(Exercise brief)
Find every line below with "Writing" in it and give only how many there are.

(Web page and app entries)
·····
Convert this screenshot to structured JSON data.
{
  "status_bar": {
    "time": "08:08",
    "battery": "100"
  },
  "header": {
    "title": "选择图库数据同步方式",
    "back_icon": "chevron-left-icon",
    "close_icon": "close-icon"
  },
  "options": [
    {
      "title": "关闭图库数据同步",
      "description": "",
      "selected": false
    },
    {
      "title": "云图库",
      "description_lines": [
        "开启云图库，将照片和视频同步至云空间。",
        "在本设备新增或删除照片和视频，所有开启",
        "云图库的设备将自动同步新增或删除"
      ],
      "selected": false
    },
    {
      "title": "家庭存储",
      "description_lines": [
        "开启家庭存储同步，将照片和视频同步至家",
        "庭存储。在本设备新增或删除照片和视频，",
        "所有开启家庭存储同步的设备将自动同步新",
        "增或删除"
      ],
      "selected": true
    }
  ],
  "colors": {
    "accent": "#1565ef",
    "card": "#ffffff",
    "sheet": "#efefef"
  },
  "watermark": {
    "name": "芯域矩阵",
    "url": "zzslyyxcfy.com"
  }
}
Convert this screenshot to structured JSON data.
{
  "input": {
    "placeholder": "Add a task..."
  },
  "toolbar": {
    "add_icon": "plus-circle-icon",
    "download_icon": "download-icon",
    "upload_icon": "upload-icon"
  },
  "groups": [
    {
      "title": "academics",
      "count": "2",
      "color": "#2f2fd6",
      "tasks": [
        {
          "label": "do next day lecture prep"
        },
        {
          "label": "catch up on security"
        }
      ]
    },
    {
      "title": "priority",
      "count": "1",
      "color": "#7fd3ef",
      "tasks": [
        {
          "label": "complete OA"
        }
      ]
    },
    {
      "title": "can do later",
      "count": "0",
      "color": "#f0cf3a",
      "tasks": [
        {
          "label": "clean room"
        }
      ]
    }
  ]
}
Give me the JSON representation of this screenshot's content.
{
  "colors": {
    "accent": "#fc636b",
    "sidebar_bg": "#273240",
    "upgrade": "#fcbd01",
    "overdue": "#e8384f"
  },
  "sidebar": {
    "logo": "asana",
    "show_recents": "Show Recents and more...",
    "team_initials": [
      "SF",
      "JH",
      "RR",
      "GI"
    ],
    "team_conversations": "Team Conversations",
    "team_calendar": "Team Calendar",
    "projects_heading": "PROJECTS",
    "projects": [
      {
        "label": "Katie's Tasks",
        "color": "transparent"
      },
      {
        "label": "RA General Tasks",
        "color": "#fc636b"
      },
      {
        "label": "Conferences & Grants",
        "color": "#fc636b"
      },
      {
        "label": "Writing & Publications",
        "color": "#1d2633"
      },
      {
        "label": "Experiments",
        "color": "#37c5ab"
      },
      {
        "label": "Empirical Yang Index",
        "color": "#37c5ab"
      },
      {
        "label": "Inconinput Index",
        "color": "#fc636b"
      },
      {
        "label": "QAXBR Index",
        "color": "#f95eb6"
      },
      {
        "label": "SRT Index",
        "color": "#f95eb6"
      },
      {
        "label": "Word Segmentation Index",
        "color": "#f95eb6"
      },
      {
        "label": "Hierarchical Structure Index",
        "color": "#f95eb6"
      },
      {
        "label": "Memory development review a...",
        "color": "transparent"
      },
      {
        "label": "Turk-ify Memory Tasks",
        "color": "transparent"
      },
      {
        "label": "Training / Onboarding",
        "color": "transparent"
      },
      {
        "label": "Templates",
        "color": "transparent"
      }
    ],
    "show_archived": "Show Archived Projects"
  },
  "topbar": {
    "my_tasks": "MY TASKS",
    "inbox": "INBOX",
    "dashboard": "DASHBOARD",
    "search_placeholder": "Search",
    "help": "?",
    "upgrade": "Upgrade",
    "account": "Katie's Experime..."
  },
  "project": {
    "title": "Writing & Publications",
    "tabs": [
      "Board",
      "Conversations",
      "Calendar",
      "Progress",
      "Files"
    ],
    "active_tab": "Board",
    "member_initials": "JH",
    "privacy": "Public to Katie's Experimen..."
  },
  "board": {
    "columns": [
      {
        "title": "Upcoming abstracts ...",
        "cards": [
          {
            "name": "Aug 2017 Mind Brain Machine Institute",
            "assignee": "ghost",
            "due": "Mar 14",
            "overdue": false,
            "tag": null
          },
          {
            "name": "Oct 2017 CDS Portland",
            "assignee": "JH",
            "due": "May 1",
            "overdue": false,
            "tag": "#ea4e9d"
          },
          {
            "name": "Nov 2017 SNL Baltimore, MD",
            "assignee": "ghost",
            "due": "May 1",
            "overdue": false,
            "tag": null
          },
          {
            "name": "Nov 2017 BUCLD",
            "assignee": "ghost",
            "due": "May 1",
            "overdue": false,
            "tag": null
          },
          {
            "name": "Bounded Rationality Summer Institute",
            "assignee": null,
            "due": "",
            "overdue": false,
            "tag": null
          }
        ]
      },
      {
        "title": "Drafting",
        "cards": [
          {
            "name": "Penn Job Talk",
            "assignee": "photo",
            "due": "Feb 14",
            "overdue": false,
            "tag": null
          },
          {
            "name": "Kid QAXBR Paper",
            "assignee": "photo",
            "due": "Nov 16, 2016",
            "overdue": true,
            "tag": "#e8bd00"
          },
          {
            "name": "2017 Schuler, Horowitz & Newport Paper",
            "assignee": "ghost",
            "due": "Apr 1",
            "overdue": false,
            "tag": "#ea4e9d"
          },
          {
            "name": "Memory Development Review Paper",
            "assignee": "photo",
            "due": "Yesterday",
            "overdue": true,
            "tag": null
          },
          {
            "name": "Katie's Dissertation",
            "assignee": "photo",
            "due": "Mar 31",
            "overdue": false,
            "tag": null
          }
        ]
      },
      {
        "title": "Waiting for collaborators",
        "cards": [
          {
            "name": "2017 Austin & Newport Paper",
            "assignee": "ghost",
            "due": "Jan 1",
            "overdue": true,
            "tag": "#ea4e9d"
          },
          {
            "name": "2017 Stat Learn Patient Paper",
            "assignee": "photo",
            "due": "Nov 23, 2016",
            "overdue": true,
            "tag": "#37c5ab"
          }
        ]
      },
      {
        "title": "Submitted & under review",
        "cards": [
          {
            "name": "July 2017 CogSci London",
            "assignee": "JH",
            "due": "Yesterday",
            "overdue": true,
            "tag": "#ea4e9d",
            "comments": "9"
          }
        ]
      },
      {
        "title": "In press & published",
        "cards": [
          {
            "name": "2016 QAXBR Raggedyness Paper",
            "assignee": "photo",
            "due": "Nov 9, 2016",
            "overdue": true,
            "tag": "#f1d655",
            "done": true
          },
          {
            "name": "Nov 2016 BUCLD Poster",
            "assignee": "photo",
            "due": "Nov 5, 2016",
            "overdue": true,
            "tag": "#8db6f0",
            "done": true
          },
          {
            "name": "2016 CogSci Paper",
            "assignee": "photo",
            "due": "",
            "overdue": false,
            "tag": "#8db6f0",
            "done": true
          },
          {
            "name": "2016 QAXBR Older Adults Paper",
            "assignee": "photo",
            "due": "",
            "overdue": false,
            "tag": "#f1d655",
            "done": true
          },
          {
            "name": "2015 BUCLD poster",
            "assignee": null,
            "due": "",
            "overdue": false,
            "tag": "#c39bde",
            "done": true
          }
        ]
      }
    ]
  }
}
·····
(Expected answer)
2